[WORK ITEM]: How many lines of the listing below contain "name"? State the number alone.

[RECORDED INFORMATION]:
____
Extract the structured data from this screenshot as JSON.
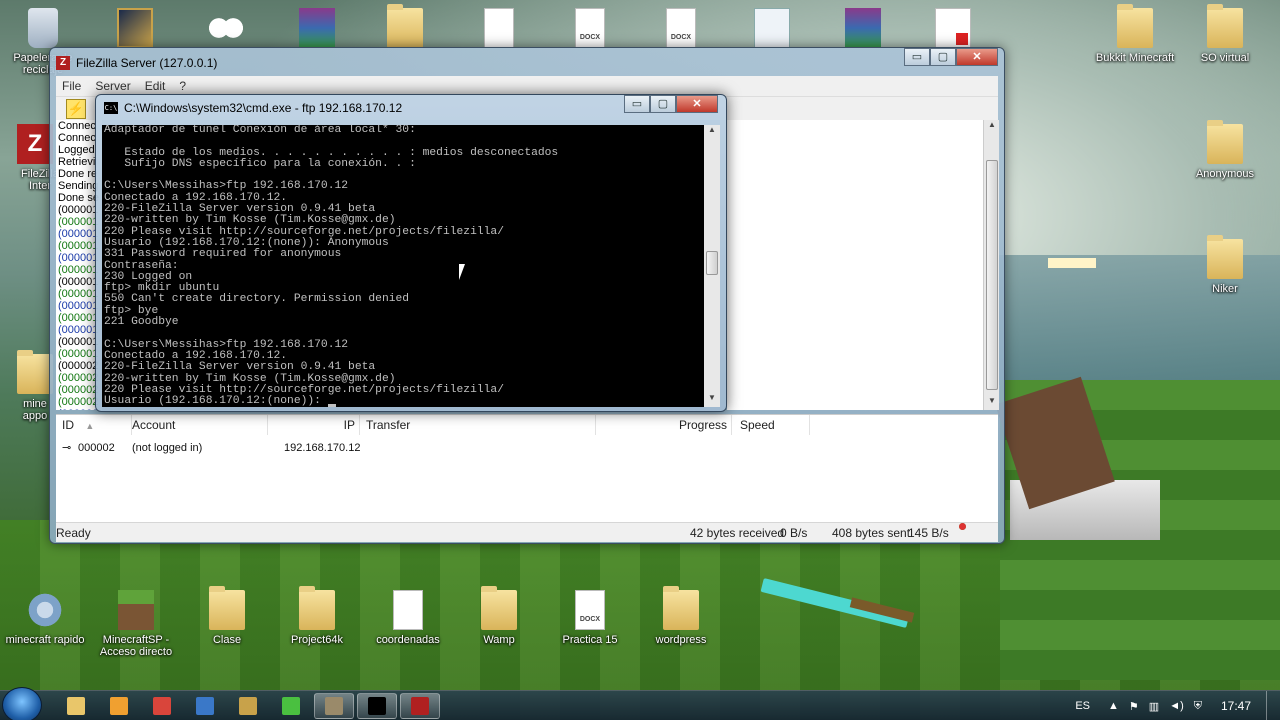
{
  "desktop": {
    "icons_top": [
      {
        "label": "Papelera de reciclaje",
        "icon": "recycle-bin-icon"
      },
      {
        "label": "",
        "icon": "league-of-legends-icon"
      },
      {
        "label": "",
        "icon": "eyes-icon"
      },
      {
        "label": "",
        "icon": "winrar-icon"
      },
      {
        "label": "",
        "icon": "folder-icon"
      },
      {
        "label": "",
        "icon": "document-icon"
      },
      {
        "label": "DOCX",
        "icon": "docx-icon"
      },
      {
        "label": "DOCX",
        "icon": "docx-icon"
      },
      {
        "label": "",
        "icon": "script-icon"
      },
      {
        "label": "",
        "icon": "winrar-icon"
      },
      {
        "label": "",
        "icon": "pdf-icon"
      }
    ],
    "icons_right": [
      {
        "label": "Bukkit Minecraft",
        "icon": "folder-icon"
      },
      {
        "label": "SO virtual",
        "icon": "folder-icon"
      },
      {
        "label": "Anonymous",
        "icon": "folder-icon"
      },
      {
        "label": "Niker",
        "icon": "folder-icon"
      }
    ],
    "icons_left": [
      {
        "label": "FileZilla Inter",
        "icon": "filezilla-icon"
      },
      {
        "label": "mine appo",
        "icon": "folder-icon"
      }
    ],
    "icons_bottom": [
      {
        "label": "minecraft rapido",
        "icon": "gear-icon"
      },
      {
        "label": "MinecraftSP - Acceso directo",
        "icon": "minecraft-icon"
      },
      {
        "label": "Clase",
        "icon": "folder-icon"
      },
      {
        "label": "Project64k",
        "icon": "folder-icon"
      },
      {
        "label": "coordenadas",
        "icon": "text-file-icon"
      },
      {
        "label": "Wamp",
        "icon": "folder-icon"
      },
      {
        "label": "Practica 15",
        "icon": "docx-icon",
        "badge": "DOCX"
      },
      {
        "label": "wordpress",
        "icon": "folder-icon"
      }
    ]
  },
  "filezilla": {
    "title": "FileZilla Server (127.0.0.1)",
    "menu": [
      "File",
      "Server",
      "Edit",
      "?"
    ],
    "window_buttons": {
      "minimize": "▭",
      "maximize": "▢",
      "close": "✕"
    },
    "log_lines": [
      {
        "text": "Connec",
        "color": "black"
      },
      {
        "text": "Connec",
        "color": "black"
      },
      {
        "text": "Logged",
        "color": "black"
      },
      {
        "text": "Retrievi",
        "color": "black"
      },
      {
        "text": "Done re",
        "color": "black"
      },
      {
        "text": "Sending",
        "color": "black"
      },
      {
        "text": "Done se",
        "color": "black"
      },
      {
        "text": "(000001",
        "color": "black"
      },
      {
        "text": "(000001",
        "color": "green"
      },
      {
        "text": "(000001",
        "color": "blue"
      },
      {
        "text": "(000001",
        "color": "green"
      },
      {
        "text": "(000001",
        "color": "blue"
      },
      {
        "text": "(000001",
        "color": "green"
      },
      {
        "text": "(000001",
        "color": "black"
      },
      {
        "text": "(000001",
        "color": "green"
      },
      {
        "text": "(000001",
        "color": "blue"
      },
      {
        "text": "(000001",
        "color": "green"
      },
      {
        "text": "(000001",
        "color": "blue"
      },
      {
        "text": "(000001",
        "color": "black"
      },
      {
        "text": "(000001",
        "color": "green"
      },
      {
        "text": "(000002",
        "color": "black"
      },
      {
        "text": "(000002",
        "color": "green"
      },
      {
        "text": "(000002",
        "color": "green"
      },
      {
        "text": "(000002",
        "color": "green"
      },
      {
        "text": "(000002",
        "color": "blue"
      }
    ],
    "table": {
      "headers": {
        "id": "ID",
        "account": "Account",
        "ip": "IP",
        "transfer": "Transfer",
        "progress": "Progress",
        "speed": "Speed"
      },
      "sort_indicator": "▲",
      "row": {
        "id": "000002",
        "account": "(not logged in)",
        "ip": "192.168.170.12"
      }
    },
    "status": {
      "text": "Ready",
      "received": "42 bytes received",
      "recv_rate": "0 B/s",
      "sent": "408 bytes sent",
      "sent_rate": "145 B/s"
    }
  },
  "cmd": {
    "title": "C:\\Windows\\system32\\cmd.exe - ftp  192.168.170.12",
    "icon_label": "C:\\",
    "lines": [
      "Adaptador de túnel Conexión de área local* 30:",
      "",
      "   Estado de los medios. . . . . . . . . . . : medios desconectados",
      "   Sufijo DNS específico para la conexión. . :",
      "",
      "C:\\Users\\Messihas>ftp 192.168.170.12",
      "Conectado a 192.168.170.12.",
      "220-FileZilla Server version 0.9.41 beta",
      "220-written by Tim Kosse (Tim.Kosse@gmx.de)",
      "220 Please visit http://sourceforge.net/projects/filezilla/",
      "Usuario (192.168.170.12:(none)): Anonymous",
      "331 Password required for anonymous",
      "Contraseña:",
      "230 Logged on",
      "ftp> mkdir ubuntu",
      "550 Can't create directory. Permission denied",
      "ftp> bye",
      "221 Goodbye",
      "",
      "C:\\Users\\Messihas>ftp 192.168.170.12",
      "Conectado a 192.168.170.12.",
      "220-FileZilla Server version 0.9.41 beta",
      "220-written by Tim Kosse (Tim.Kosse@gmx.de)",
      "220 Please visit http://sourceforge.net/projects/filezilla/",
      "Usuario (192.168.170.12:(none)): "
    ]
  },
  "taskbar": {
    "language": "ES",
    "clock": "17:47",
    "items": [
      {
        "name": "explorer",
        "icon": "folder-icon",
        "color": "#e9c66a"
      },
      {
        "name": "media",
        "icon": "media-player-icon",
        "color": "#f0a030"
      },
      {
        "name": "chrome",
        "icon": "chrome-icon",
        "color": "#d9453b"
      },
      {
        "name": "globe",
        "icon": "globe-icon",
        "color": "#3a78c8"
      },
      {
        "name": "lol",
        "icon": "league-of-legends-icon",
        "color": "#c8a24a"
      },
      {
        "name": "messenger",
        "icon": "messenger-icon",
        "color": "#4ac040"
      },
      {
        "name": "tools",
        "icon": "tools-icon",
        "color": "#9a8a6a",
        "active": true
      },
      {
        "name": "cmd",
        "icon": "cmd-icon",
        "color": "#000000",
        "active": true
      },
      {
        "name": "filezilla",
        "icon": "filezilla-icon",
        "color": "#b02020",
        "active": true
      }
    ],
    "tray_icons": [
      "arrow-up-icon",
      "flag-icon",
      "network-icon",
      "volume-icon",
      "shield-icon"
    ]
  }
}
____
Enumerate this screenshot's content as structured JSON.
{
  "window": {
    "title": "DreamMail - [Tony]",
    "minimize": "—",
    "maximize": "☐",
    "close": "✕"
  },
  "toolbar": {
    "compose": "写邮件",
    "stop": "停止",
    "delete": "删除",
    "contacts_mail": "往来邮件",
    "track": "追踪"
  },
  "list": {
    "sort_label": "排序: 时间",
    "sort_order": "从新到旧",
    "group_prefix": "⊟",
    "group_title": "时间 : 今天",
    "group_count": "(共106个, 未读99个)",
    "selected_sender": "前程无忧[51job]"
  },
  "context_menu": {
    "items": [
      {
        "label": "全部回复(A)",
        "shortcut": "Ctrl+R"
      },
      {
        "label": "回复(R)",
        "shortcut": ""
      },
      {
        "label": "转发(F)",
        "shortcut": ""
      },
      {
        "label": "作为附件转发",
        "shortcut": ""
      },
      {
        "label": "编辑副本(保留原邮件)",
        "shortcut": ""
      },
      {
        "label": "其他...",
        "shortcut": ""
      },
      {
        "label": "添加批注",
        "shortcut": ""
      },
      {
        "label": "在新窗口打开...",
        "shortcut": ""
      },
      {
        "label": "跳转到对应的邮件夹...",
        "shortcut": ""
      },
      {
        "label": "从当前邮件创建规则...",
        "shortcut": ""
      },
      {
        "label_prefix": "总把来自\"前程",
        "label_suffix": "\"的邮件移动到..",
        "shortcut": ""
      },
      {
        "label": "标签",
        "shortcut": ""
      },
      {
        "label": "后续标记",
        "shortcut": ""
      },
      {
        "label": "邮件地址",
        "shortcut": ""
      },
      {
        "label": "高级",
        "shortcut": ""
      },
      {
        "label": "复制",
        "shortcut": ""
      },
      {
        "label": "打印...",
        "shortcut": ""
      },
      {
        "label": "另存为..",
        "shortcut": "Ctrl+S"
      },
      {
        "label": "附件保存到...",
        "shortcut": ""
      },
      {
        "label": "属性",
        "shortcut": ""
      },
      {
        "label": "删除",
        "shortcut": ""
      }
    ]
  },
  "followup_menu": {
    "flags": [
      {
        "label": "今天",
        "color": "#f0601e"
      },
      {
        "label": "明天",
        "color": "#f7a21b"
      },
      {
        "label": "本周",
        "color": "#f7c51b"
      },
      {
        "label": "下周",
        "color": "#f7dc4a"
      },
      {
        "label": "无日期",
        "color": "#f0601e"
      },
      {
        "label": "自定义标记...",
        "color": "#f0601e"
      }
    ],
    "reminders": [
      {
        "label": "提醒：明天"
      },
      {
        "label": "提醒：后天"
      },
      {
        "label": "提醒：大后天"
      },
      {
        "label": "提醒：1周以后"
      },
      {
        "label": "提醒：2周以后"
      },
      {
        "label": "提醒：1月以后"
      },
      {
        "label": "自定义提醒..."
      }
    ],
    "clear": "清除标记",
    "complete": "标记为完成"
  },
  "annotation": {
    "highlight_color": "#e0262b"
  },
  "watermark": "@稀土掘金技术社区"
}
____
[REPLY TO THE TASK]: 9